Just like The Goodbye Girl from earlier this month, Martin Scorsese's Alice Doesn't Live Here Anymore is a 1970s drama about the struggles of single a mother reeling from the sudden departure of the man in her life. Also like The Goodbye Girl, Alice somewhat undercuts its potential feminist message with an ending that — almost identically — confirms the idea that a woman's satisfaction is dependent on a man (at least, a man willing to offer, if not follow through on, a token sacrifice). However, where Neil Simon's award-winner played it safe with a tightly engineered crowd-pleasing package, Scorsese's earlier effort is rougher but more adventurous and interesting, even if (or because) the young director doesn't always seem in control of the material.
Ellen Burstyn stars as Alice, a former singer whose stifling and uncommunicative marriage is cut-short by tragedy.
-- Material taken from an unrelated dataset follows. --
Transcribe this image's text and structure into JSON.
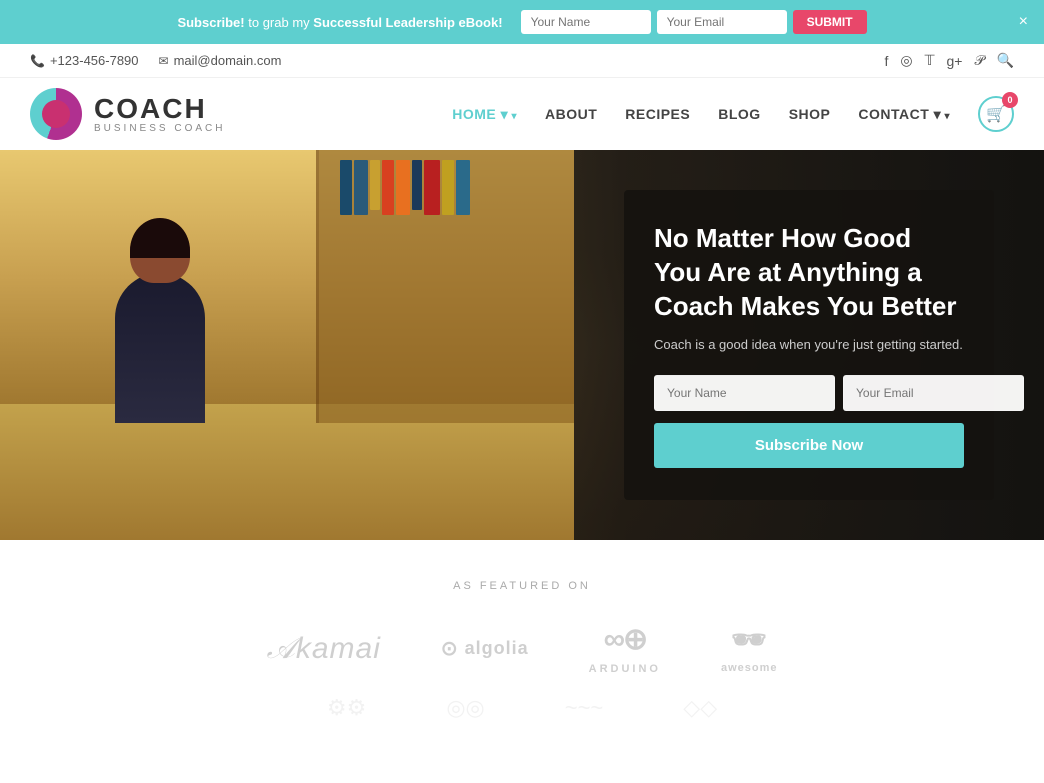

Hoping to rekindle her career, she and her tweenish son (Alfred Lutter) hit the road for her idealized hometown of Monterey, California — but they get only as far as Arizona, where she takes a waitressing job to fund the rest of their trip. Alice clashes with and then makes friends with her co-workers at the diner (Diane Ladd, Valerie Curtin & Vic Tayback), and new men enter her life, some sympathetic and others malicious (Harvey Keitel). Through all this uncertainty, her son acts out in small and large ways, especially after he is befriended by a mischievous older girl (Jodie Foster).
Scorsese, hot off of the explosive success of the very masculine Mean Streets, approached this markedly different subject matter and setting with his typical energy, but there's never the feeling that he fully understood what movie he was making or why he was making it (he also claims to have originally turned in a three-and-a-half hour cut). Despite disjointed, heavily improvised and anticlimactic results — at the end, Alice seems to learn, kind of, that she doesn't need to know what she's doing, or where she's going, as long as there's a manly but sensitive man (Kris Kristofferson) who is OK with being there but also staying out of her way — Alice Doesn't Live Here Anymore feels fresh and largely authentic (that is, if you ignore their nonsensical itinerary). Rather than satisfying with its story or character arc or social commentary, Alice Doesn't Live Here Anymore works simply as an attempt by an upcoming director at capturing an honest experience that may be just one arm-length too far outside of his comfort zone.
MovieLens suggested Alice Doesn't Live Here Anymore as similar to a movie from my Top 20 movies, The Graduate. These aren't movies that I would think to connect, but they are, indeed, both dramas about people in uncertain circumstances, albeit from different ends of the same period of social upheaval. the lives depicted in each movie are considerably different, as are the styles of the directors, but it's an interesting thematic connection.